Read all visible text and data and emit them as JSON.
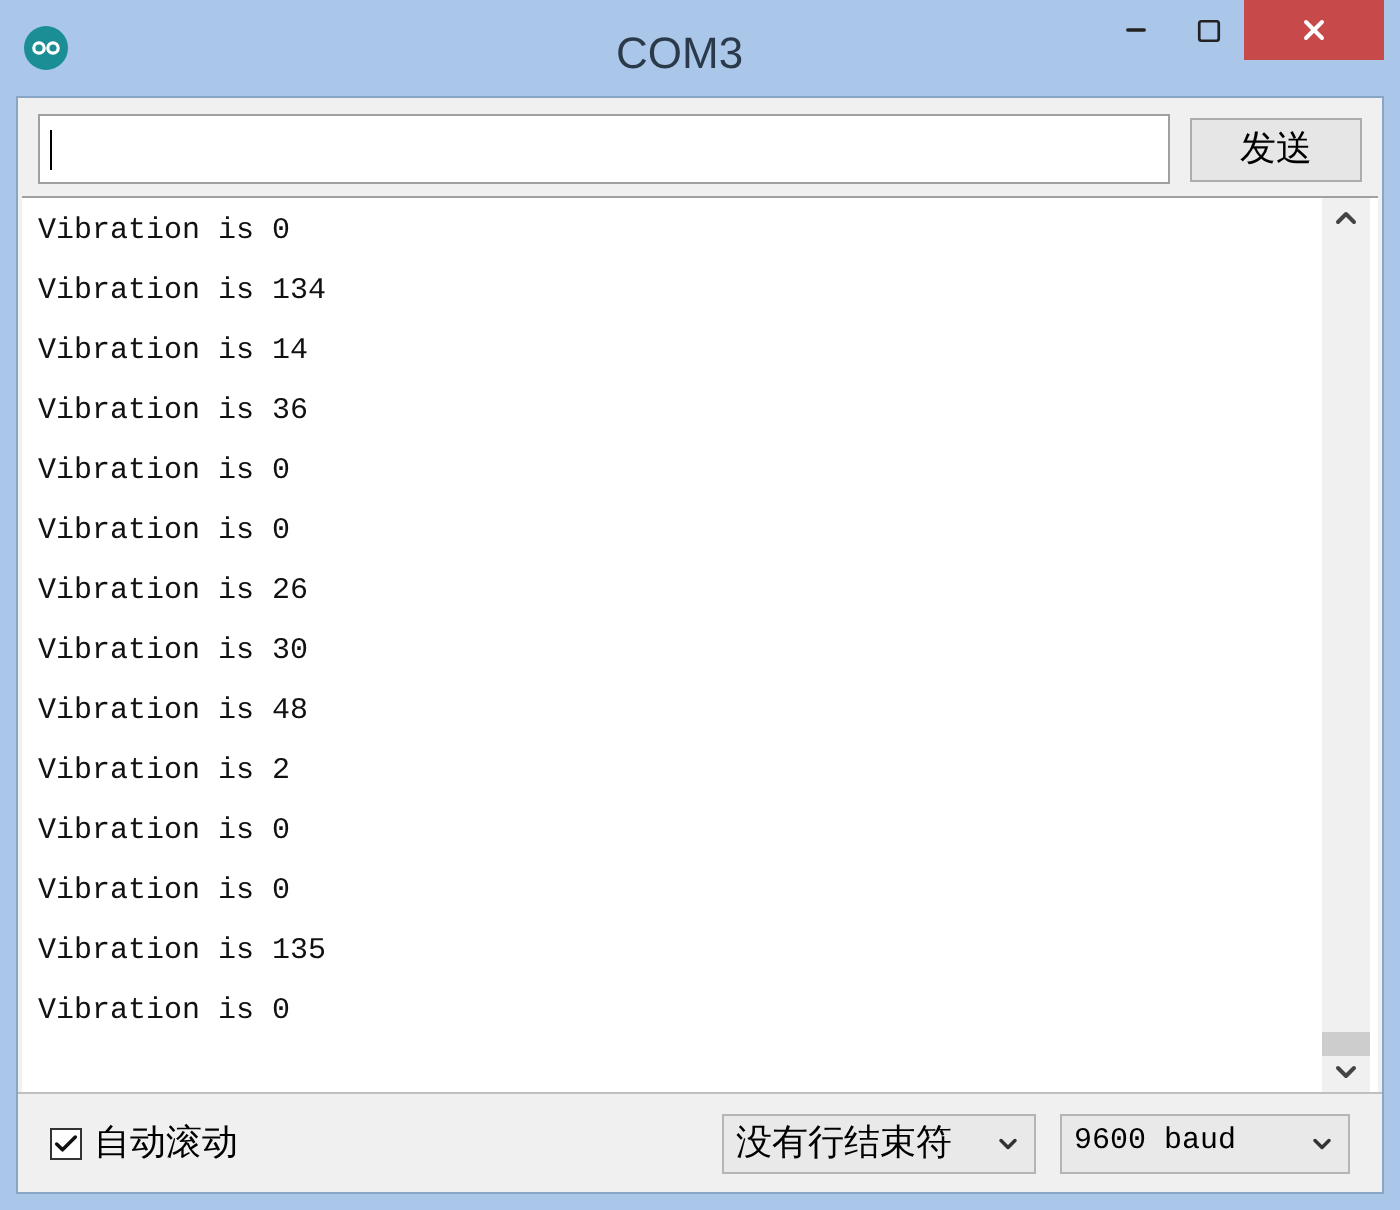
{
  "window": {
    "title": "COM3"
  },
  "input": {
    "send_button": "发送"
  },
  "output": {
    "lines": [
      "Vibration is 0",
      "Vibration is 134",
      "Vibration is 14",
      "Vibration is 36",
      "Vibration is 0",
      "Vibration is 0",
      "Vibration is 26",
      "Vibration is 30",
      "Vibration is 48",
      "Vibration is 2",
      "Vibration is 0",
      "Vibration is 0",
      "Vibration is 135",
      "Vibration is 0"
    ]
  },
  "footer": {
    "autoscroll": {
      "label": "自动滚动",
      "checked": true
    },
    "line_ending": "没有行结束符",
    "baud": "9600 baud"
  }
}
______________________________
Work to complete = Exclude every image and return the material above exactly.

Solution =
Read all visible text and data and emit them as JSON.
{
  "window": {
    "title": "COM3"
  },
  "input": {
    "send_button": "发送"
  },
  "output": {
    "lines": [
      "Vibration is 0",
      "Vibration is 134",
      "Vibration is 14",
      "Vibration is 36",
      "Vibration is 0",
      "Vibration is 0",
      "Vibration is 26",
      "Vibration is 30",
      "Vibration is 48",
      "Vibration is 2",
      "Vibration is 0",
      "Vibration is 0",
      "Vibration is 135",
      "Vibration is 0"
    ]
  },
  "footer": {
    "autoscroll": {
      "label": "自动滚动",
      "checked": true
    },
    "line_ending": "没有行结束符",
    "baud": "9600 baud"
  }
}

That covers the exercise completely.